_Task item_
An exact copy of the entries, with every picture omitted, is what is needed here.
-- -- --
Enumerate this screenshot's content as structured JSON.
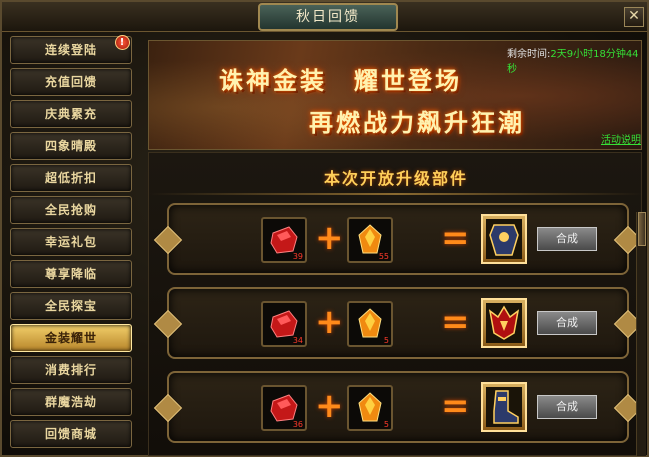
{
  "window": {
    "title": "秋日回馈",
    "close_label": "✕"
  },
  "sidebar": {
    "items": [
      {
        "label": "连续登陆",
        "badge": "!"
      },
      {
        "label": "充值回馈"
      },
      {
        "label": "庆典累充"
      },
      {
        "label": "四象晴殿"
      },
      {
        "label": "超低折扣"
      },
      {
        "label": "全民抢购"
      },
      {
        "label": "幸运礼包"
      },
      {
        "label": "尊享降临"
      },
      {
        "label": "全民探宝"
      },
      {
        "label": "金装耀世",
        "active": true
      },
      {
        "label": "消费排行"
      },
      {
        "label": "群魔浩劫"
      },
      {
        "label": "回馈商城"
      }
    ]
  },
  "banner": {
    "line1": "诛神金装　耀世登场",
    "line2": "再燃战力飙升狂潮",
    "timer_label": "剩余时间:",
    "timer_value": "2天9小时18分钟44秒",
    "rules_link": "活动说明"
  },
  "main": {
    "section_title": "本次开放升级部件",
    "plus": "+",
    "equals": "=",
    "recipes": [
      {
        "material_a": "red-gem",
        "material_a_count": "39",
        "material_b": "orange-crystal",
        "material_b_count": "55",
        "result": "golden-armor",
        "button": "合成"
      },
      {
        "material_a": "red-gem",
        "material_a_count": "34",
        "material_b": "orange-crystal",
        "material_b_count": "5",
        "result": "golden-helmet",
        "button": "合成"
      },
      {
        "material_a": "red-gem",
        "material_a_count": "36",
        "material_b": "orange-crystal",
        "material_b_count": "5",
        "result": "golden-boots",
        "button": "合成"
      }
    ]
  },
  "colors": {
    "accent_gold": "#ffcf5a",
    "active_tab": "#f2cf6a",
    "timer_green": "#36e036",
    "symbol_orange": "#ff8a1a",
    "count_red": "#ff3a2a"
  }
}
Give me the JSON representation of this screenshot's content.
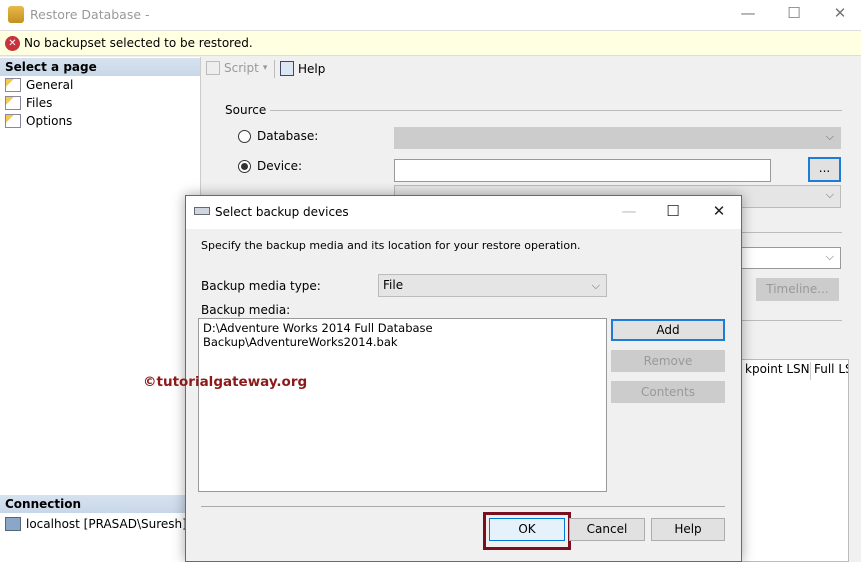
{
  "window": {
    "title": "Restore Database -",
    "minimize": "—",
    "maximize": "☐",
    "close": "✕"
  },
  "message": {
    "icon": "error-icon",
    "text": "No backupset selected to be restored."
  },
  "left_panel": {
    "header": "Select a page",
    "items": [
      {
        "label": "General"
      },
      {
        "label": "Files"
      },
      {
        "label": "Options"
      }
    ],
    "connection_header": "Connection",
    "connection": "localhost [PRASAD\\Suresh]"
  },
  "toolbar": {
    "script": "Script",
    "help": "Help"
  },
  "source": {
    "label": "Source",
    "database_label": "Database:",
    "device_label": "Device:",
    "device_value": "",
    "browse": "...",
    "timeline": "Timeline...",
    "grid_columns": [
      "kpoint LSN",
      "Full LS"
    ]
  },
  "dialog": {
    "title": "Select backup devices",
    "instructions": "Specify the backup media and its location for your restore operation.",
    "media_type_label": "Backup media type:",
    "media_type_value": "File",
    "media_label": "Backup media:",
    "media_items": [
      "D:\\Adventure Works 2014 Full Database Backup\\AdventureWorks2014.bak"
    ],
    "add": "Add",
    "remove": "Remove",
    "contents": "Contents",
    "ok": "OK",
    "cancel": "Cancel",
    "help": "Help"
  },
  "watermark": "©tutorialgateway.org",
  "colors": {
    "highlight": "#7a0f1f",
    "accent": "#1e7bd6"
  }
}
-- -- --
_Expected answer_
Enumerate this screenshot's content as structured JSON.
{
  "window": {
    "title": "秋日回馈",
    "close_label": "✕"
  },
  "sidebar": {
    "items": [
      {
        "label": "连续登陆",
        "badge": "!"
      },
      {
        "label": "充值回馈"
      },
      {
        "label": "庆典累充"
      },
      {
        "label": "四象晴殿"
      },
      {
        "label": "超低折扣"
      },
      {
        "label": "全民抢购"
      },
      {
        "label": "幸运礼包"
      },
      {
        "label": "尊享降临"
      },
      {
        "label": "全民探宝"
      },
      {
        "label": "金装耀世",
        "active": true
      },
      {
        "label": "消费排行"
      },
      {
        "label": "群魔浩劫"
      },
      {
        "label": "回馈商城"
      }
    ]
  },
  "banner": {
    "line1": "诛神金装　耀世登场",
    "line2": "再燃战力飙升狂潮",
    "timer_label": "剩余时间:",
    "timer_value": "2天9小时18分钟44秒",
    "rules_link": "活动说明"
  },
  "main": {
    "section_title": "本次开放升级部件",
    "plus": "+",
    "equals": "=",
    "recipes": [
      {
        "material_a": "red-gem",
        "material_a_count": "39",
        "material_b": "orange-crystal",
        "material_b_count": "55",
        "result": "golden-armor",
        "button": "合成"
      },
      {
        "material_a": "red-gem",
        "material_a_count": "34",
        "material_b": "orange-crystal",
        "material_b_count": "5",
        "result": "golden-helmet",
        "button": "合成"
      },
      {
        "material_a": "red-gem",
        "material_a_count": "36",
        "material_b": "orange-crystal",
        "material_b_count": "5",
        "result": "golden-boots",
        "button": "合成"
      }
    ]
  },
  "colors": {
    "accent_gold": "#ffcf5a",
    "active_tab": "#f2cf6a",
    "timer_green": "#36e036",
    "symbol_orange": "#ff8a1a",
    "count_red": "#ff3a2a"
  }
}
Give me the JSON representation of this screenshot's content.
{
  "window": {
    "title": "Restore Database -",
    "minimize": "—",
    "maximize": "☐",
    "close": "✕"
  },
  "message": {
    "icon": "error-icon",
    "text": "No backupset selected to be restored."
  },
  "left_panel": {
    "header": "Select a page",
    "items": [
      {
        "label": "General"
      },
      {
        "label": "Files"
      },
      {
        "label": "Options"
      }
    ],
    "connection_header": "Connection",
    "connection": "localhost [PRASAD\\Suresh]"
  },
  "toolbar": {
    "script": "Script",
    "help": "Help"
  },
  "source": {
    "label": "Source",
    "database_label": "Database:",
    "device_label": "Device:",
    "device_value": "",
    "browse": "...",
    "timeline": "Timeline...",
    "grid_columns": [
      "kpoint LSN",
      "Full LS"
    ]
  },
  "dialog": {
    "title": "Select backup devices",
    "instructions": "Specify the backup media and its location for your restore operation.",
    "media_type_label": "Backup media type:",
    "media_type_value": "File",
    "media_label": "Backup media:",
    "media_items": [
      "D:\\Adventure Works 2014 Full Database Backup\\AdventureWorks2014.bak"
    ],
    "add": "Add",
    "remove": "Remove",
    "contents": "Contents",
    "ok": "OK",
    "cancel": "Cancel",
    "help": "Help"
  },
  "watermark": "©tutorialgateway.org",
  "colors": {
    "highlight": "#7a0f1f",
    "accent": "#1e7bd6"
  }
}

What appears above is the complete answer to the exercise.